Make sure to have a grunt.local.json file that has the correct paths for your B2G
installation and your gaia installation.

There is a sample file that you should copy. Your local file is not to be uploaded to the git repo.

Launch the simulator

Launch the simulator using:
grunt simulate

If you want to have some pre-generated contacts, copy contacts.json.sample to contacts.json before executing:
grunt simulate

To remove the generated contacts:
grunt clean-contacts

Internally, the 'simulator' task will do:

  • Create a soft link from the GAIA apps home to the DIST directory of the application. This means you don't have to copy any files there.
  • Build the application and copy all files to DIST directory
  • Kill the simulator if it's already running
  • Launch the simulator with the correct profile

Testing with the device

Assuming you have installed Gaia, as described above.

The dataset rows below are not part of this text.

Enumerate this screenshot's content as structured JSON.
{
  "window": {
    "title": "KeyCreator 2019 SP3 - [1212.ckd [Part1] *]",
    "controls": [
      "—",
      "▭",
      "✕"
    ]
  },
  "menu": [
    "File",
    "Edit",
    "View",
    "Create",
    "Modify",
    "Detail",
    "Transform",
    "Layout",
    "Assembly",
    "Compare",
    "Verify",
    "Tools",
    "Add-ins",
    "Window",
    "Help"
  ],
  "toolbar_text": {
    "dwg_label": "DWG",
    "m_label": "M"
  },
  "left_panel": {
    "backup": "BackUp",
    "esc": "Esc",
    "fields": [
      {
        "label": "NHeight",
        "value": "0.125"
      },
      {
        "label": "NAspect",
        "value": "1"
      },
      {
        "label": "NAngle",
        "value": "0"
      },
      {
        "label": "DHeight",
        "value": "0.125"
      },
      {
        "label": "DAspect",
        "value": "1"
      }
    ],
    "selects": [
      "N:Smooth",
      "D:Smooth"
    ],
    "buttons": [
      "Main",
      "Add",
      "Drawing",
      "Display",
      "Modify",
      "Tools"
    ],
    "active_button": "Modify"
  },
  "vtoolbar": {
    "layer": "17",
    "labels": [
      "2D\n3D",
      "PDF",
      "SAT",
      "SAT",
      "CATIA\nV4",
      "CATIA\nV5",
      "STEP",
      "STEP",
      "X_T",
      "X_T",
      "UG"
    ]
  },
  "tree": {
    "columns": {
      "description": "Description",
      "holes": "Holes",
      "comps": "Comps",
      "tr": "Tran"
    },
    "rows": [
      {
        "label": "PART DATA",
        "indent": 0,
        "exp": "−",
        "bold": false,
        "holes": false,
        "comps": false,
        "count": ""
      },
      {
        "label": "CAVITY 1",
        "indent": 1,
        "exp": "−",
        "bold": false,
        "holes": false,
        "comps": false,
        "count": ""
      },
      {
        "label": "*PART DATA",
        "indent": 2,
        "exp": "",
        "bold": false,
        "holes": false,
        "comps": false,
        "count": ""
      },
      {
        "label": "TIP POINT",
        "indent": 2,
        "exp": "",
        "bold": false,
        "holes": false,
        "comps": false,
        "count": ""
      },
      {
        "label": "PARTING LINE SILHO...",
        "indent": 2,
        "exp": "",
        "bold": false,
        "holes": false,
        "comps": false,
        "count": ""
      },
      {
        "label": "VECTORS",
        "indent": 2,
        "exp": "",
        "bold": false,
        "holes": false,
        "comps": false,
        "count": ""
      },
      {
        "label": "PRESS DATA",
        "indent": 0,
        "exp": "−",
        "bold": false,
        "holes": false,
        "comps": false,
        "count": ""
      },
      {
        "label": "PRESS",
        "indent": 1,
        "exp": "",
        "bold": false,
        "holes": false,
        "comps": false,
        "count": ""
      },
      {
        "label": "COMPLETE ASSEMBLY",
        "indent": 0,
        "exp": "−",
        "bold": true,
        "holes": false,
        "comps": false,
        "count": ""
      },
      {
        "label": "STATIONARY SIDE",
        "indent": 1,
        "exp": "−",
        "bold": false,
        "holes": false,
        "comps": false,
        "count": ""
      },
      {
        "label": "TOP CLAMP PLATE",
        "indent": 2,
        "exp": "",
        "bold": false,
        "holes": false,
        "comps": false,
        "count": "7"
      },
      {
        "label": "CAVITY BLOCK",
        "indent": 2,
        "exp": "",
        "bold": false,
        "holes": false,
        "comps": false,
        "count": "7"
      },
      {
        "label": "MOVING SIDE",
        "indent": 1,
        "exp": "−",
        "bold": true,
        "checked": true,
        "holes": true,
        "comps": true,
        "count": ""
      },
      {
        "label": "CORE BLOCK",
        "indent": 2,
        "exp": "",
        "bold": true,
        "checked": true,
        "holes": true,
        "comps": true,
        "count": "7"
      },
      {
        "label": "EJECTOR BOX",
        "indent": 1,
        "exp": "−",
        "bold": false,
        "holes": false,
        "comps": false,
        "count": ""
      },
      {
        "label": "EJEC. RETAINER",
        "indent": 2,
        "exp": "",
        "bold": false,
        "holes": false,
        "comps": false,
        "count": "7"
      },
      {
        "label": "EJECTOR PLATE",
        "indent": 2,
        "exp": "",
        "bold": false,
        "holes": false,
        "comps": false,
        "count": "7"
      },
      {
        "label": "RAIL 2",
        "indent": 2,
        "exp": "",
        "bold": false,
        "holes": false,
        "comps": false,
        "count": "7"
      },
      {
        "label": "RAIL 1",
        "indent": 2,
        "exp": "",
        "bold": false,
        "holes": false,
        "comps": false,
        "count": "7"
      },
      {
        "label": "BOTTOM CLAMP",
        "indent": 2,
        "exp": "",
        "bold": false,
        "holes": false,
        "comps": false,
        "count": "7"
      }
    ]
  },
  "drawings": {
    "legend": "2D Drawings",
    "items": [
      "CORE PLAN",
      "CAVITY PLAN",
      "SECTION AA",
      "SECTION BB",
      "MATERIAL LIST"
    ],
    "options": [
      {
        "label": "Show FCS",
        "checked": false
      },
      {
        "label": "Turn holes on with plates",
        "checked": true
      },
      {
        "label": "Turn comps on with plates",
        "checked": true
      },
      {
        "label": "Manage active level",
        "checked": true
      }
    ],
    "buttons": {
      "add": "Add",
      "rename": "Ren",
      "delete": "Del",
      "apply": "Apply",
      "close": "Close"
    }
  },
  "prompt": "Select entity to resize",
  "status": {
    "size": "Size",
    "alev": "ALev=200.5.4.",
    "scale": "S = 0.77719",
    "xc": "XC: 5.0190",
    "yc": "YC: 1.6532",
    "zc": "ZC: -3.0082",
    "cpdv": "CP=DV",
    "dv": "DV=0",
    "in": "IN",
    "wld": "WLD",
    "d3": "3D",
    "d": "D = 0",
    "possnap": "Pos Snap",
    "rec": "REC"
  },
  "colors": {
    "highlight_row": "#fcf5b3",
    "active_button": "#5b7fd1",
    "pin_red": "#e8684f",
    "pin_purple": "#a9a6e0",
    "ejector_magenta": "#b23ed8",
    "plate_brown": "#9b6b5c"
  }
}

You can use the following tasks:

Install only your application

  grunt push

Clean all applications and install again (make-gaia)

  grunt push-clean
Reset the device properties and applications and install
  grunt push-hard


CSS/Stylesheets - SASS

We are using sass syntax (the indented one) instead of scss for clarity.

Files are stored in app/styles.

We are using compass for its mixins and sprite compilation.

compass (which calls sass) is automatically invoked when running grunt tasks.

Optional tools

nvm node version manager

If you need to have multiple versions of node, nvm
helps manage them. There are some known incompatibilities between phantomjs and node 0.10.0
at the time of this writing (2013.03.19).

To make sure everything works, install the 0.10.1 version (you can also use the older 0.8.x versions).

curl | sh

Set 0.10.1 as the default node:

nvm ls
nvm install 0.10.1
nvm use 0.10.1
nvm alias default 0.10.1
          (to set default version)